Peter Weibel is Chairman and CEO of the ZKM | Center for Art and Media, Karlsruhe. He coedited the recent ZKM/MIT Press volumes Molecular Aesthetics and The Global Contemporary and the Rise of New Art Worlds.

Titles by This Editor

Art and Conflict in the 21st Century
Edited by Peter Weibel

Today political protest often takes the form of spontaneous, noninstitutional, mass action. Mass protests during the Arab Spring showed that established systems of power—in that case, the reciprocal support among Arab dictators and Western democracies—can be interrupted, at least for a short moment in history. These new activist movements often use online media to spread their message. Mass demonstrations from Tahrir Square in Cairo to Taksim Square in Istanbul show the power of networked communication to fuel “performative democracy”—at the center of which stands the global citizen.

Thanks to advances in molecular science and microscopy, we can visualize matter on a nanoscale, and structures not visible to the naked eye can be visualized and characterized. The fact that technology allows us to transcend the limits of natural perception and see what was previously unseeable creates a new dimension of aesthetic experience and practice: molecular aesthetics. This book, drawing on an exhibit and symposium at ZKM | Center for Art and Media Karlsruhe, documents aesthetic developments in what Félix Guattari called the “molecular revolution.”
    

The geography of the visual arts changed with the end of the Cold War. Contemporary art was no longer defined, exhibited, interpreted, and acquired according to a blueprint drawn up in New York, London, Paris, or Berlin. The art world distributed itself into art worlds. With the emergence of new art scenes in Asia and the Middle East and the explosion of biennials, the visual arts have become globalized as surely as the world economy has. This book offers a new map of contemporary art’s new worlds.
    

Artist's Artist

Paul Thek occupied a place between high art and low art, between the epic and the everyday. During his brief life (1933-1988), he went against the grain of art world trends, humanizing the institutional spaces of art with the force of his humor, spirituality, and character. Twenty years after Thek's death from AIDS, we can now recognize his influence on contemporary artists ranging from Vito Acconci and Bruce Nauman to Matthew Barney, Mike Kelley, and Paul McCarthy, as well as Kai Althoff, Jonathan Meese, and Thomas Hirschhorn.
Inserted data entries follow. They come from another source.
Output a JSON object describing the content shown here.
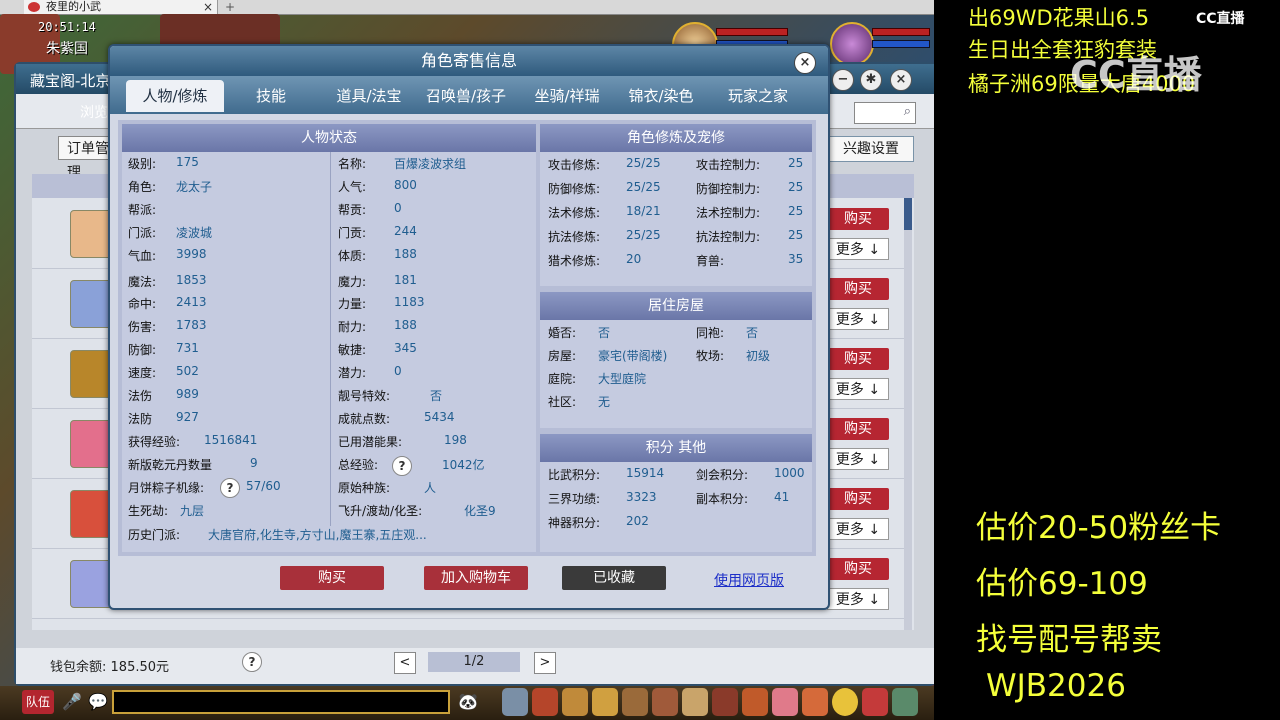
{
  "browser": {
    "tab_title": "夜里的小武",
    "close": "×",
    "add": "+"
  },
  "game": {
    "clock": "20:51:14",
    "region": "朱紫国"
  },
  "store": {
    "title": "藏宝阁-北京",
    "browse_label": "浏览",
    "order_label": "订单管理",
    "interest_label": "兴趣设置",
    "buy_label": "购买",
    "more_label": "更多",
    "wallet_label": "钱包余额:",
    "wallet_value": "185.50元",
    "page": "1/2",
    "prev": "<",
    "next": ">",
    "help": "?"
  },
  "dialog": {
    "title": "角色寄售信息",
    "close": "×",
    "tabs": [
      "人物/修炼",
      "技能",
      "道具/法宝",
      "召唤兽/孩子",
      "坐骑/祥瑞",
      "锦衣/染色",
      "玩家之家"
    ],
    "status_header": "人物状态",
    "cultivation_header": "角色修炼及宠修",
    "house_header": "居住房屋",
    "points_header": "积分 其他",
    "status_left": [
      {
        "label": "级别:",
        "value": "175"
      },
      {
        "label": "角色:",
        "value": "龙太子"
      },
      {
        "label": "帮派:",
        "value": ""
      },
      {
        "label": "门派:",
        "value": "凌波城"
      },
      {
        "label": "气血:",
        "value": "3998"
      },
      {
        "label": "魔法:",
        "value": "1853"
      },
      {
        "label": "命中:",
        "value": "2413"
      },
      {
        "label": "伤害:",
        "value": "1783"
      },
      {
        "label": "防御:",
        "value": "731"
      },
      {
        "label": "速度:",
        "value": "502"
      },
      {
        "label": "法伤",
        "value": "989"
      },
      {
        "label": "法防",
        "value": "927"
      },
      {
        "label": "获得经验:",
        "value": "1516841"
      },
      {
        "label": "新版乾元丹数量",
        "value": "9"
      },
      {
        "label": "月饼粽子机缘:",
        "value": "57/60"
      },
      {
        "label": "生死劫:",
        "value": "九层"
      }
    ],
    "status_right": [
      {
        "label": "名称:",
        "value": "百爆凌波求组"
      },
      {
        "label": "人气:",
        "value": "800"
      },
      {
        "label": "帮贡:",
        "value": "0"
      },
      {
        "label": "门贡:",
        "value": "244"
      },
      {
        "label": "体质:",
        "value": "188"
      },
      {
        "label": "魔力:",
        "value": "181"
      },
      {
        "label": "力量:",
        "value": "1183"
      },
      {
        "label": "耐力:",
        "value": "188"
      },
      {
        "label": "敏捷:",
        "value": "345"
      },
      {
        "label": "潜力:",
        "value": "0"
      },
      {
        "label": "靓号特效:",
        "value": "否"
      },
      {
        "label": "成就点数:",
        "value": "5434"
      },
      {
        "label": "已用潜能果:",
        "value": "198"
      },
      {
        "label": "总经验:",
        "value": "1042亿"
      },
      {
        "label": "原始种族:",
        "value": "人"
      },
      {
        "label": "飞升/渡劫/化圣:",
        "value": "化圣9"
      }
    ],
    "history_label": "历史门派:",
    "history_value": "大唐官府,化生寺,方寸山,魔王寨,五庄观...",
    "cultivation": [
      {
        "l1": "攻击修炼:",
        "v1": "25/25",
        "l2": "攻击控制力:",
        "v2": "25"
      },
      {
        "l1": "防御修炼:",
        "v1": "25/25",
        "l2": "防御控制力:",
        "v2": "25"
      },
      {
        "l1": "法术修炼:",
        "v1": "18/21",
        "l2": "法术控制力:",
        "v2": "25"
      },
      {
        "l1": "抗法修炼:",
        "v1": "25/25",
        "l2": "抗法控制力:",
        "v2": "25"
      },
      {
        "l1": "猎术修炼:",
        "v1": "20",
        "l2": "育兽:",
        "v2": "35"
      }
    ],
    "house": [
      {
        "l1": "婚否:",
        "v1": "否",
        "l2": "同袍:",
        "v2": "否"
      },
      {
        "l1": "房屋:",
        "v1": "豪宅(带阁楼)",
        "l2": "牧场:",
        "v2": "初级"
      },
      {
        "l1": "庭院:",
        "v1": "大型庭院",
        "l2": "",
        "v2": ""
      },
      {
        "l1": "社区:",
        "v1": "无",
        "l2": "",
        "v2": ""
      }
    ],
    "points": [
      {
        "l1": "比武积分:",
        "v1": "15914",
        "l2": "剑会积分:",
        "v2": "1000"
      },
      {
        "l1": "三界功绩:",
        "v1": "3323",
        "l2": "副本积分:",
        "v2": "41"
      },
      {
        "l1": "神器积分:",
        "v1": "202",
        "l2": "",
        "v2": ""
      }
    ],
    "buttons": {
      "buy": "购买",
      "add_cart": "加入购物车",
      "collected": "已收藏",
      "web": "使用网页版"
    }
  },
  "bottombar": {
    "team": "队伍"
  },
  "overlay": {
    "line1": "出69WD花果山6.5",
    "line2": "生日出全套狂豹套装",
    "line3": "橘子洲69限量大唐4000",
    "cc_logo": "CC直播",
    "est1": "估价20-50粉丝卡",
    "est2": "估价69-109",
    "service": "找号配号帮卖",
    "code": "WJB2026"
  },
  "colors": {
    "buy_red": "#b62632",
    "overlay_yellow": "#f4ff3a",
    "dialog_blue": "#2f5173"
  }
}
Media Study, Media Practice, Media Pioneers, 1973–1990

Twentieth-century art history is not just a history of individuals, but of collectives, groups. Universities and colleges have had much to do with this through their support of artistic communities and creative interactions. In the 1920s and 1930s, the Bauhaus was known for this. In the 1940s, Black Mountain College became a leader in community-based visual art practice and education. And in the 1970s and 1980s, the Department of Media Study at the State University of New York at Buffalo was the place to be.